• Exercise brief
Could you retype the records word for word but without any pictures?

• Information given
========================

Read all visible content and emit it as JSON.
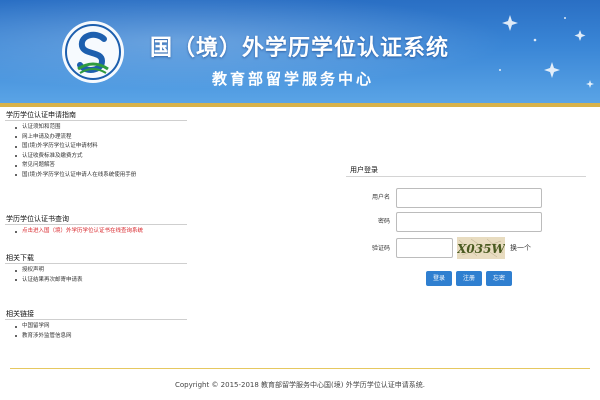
{
  "header": {
    "title": "国（境）外学历学位认证系统",
    "subtitle": "教育部留学服务中心"
  },
  "sections": [
    {
      "title": "学历学位认证申请指南",
      "items": [
        {
          "label": "认证须知和范围"
        },
        {
          "label": "网上申请及办理流程"
        },
        {
          "label": "国(境)外学历学位认证申请材料"
        },
        {
          "label": "认证收费标准及缴费方式"
        },
        {
          "label": "常见问题解答"
        },
        {
          "label": "国(境)外学历学位认证申请人在线系统使用手册"
        }
      ]
    },
    {
      "title": "学历学位认证书查询",
      "items": [
        {
          "label": "点击进入国（境）外学历学位认证书在线查询系统",
          "red": true
        }
      ]
    },
    {
      "title": "相关下载",
      "items": [
        {
          "label": "授权声明"
        },
        {
          "label": "认证结果再次邮寄申请表"
        }
      ]
    },
    {
      "title": "相关链接",
      "items": [
        {
          "label": "中国留学网"
        },
        {
          "label": "教育涉外监管信息网"
        }
      ]
    }
  ],
  "login": {
    "title": "用户登录",
    "username_label": "用户名",
    "username_value": "",
    "password_label": "密码",
    "password_value": "",
    "captcha_label": "验证码",
    "captcha_value": "",
    "captcha_text": "X035W",
    "change_label": "换一个",
    "buttons": {
      "login": "登录",
      "register": "注册",
      "forgot": "忘密"
    }
  },
  "footer": {
    "copyright": "Copyright © 2015-2018 教育部留学服务中心国(境) 外学历学位认证申请系统."
  },
  "colors": {
    "banner": "#3a86d6",
    "gold": "#d8b24a",
    "button": "#2f7fd0",
    "link_red": "#d9262b"
  }
}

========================

• Solution for this task
Read all visible content and emit it as JSON.
{
  "header": {
    "title": "国（境）外学历学位认证系统",
    "subtitle": "教育部留学服务中心"
  },
  "sections": [
    {
      "title": "学历学位认证申请指南",
      "items": [
        {
          "label": "认证须知和范围"
        },
        {
          "label": "网上申请及办理流程"
        },
        {
          "label": "国(境)外学历学位认证申请材料"
        },
        {
          "label": "认证收费标准及缴费方式"
        },
        {
          "label": "常见问题解答"
        },
        {
          "label": "国(境)外学历学位认证申请人在线系统使用手册"
        }
      ]
    },
    {
      "title": "学历学位认证书查询",
      "items": [
        {
          "label": "点击进入国（境）外学历学位认证书在线查询系统",
          "red": true
        }
      ]
    },
    {
      "title": "相关下载",
      "items": [
        {
          "label": "授权声明"
        },
        {
          "label": "认证结果再次邮寄申请表"
        }
      ]
    },
    {
      "title": "相关链接",
      "items": [
        {
          "label": "中国留学网"
        },
        {
          "label": "教育涉外监管信息网"
        }
      ]
    }
  ],
  "login": {
    "title": "用户登录",
    "username_label": "用户名",
    "username_value": "",
    "password_label": "密码",
    "password_value": "",
    "captcha_label": "验证码",
    "captcha_value": "",
    "captcha_text": "X035W",
    "change_label": "换一个",
    "buttons": {
      "login": "登录",
      "register": "注册",
      "forgot": "忘密"
    }
  },
  "footer": {
    "copyright": "Copyright © 2015-2018 教育部留学服务中心国(境) 外学历学位认证申请系统."
  },
  "colors": {
    "banner": "#3a86d6",
    "gold": "#d8b24a",
    "button": "#2f7fd0",
    "link_red": "#d9262b"
  }
}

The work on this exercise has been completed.